**Work instructions**. Search the data for the word "clock" and copy every line that contains it.

-- Records provided follows --

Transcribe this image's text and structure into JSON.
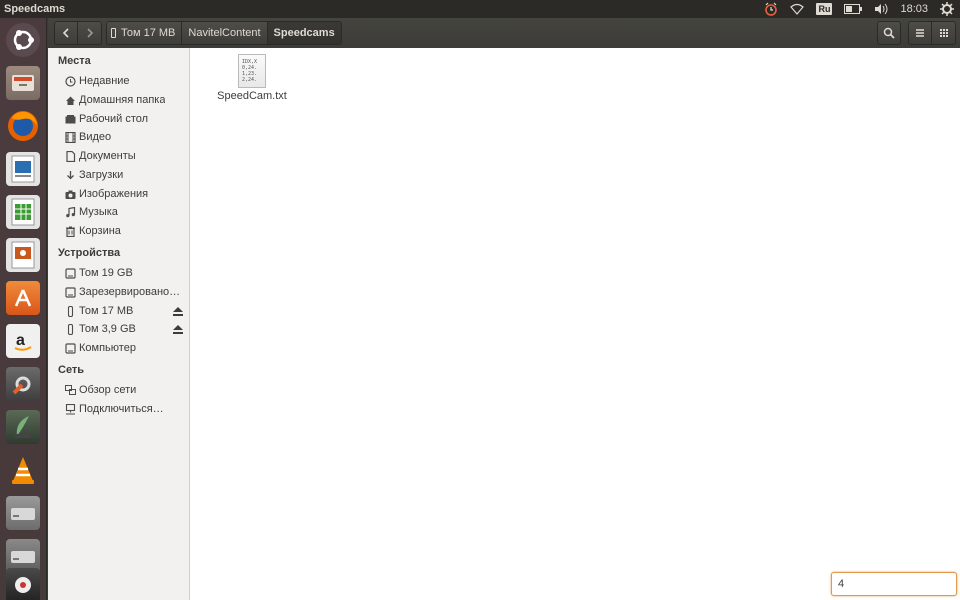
{
  "top_panel": {
    "app_title": "Speedcams",
    "keyboard_layout": "Ru",
    "clock": "18:03",
    "icons": [
      "alarm-clock-icon",
      "wifi-icon",
      "keyboard-layout-badge",
      "battery-icon",
      "volume-icon",
      "gear-icon"
    ]
  },
  "launcher": {
    "items": [
      "ubuntu-dash",
      "files",
      "firefox",
      "writer",
      "calc",
      "impress",
      "software-center",
      "amazon",
      "system-settings",
      "app",
      "vlc",
      "drive",
      "drive",
      "settings"
    ]
  },
  "toolbar": {
    "breadcrumbs": [
      "Том 17 MB",
      "NavitelContent",
      "Speedcams"
    ]
  },
  "sidebar": {
    "places_heading": "Места",
    "places": [
      {
        "label": "Недавние",
        "icon": "clock-icon"
      },
      {
        "label": "Домашняя папка",
        "icon": "home-icon"
      },
      {
        "label": "Рабочий стол",
        "icon": "folder-icon"
      },
      {
        "label": "Видео",
        "icon": "film-icon"
      },
      {
        "label": "Документы",
        "icon": "document-icon"
      },
      {
        "label": "Загрузки",
        "icon": "download-icon"
      },
      {
        "label": "Изображения",
        "icon": "camera-icon"
      },
      {
        "label": "Музыка",
        "icon": "music-icon"
      },
      {
        "label": "Корзина",
        "icon": "trash-icon"
      }
    ],
    "devices_heading": "Устройства",
    "devices": [
      {
        "label": "Том 19 GB",
        "icon": "drive-icon",
        "eject": false
      },
      {
        "label": "Зарезервировано…",
        "icon": "drive-icon",
        "eject": false
      },
      {
        "label": "Том 17 MB",
        "icon": "usb-icon",
        "eject": true
      },
      {
        "label": "Том 3,9 GB",
        "icon": "usb-icon",
        "eject": true
      },
      {
        "label": "Компьютер",
        "icon": "drive-icon",
        "eject": false
      }
    ],
    "network_heading": "Сеть",
    "network": [
      {
        "label": "Обзор сети",
        "icon": "network-icon"
      },
      {
        "label": "Подключиться…",
        "icon": "connect-icon"
      }
    ]
  },
  "content": {
    "files": [
      {
        "name": "SpeedCam.txt",
        "preview_lines": [
          "IDX,X",
          "0,24.",
          "1,23.",
          "2,24."
        ]
      }
    ]
  },
  "typeahead": {
    "value": "4"
  }
}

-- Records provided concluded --

**Your solution**.
    "clock": "18:03",
      "alarm-clock-icon",
        "icon": "clock-icon"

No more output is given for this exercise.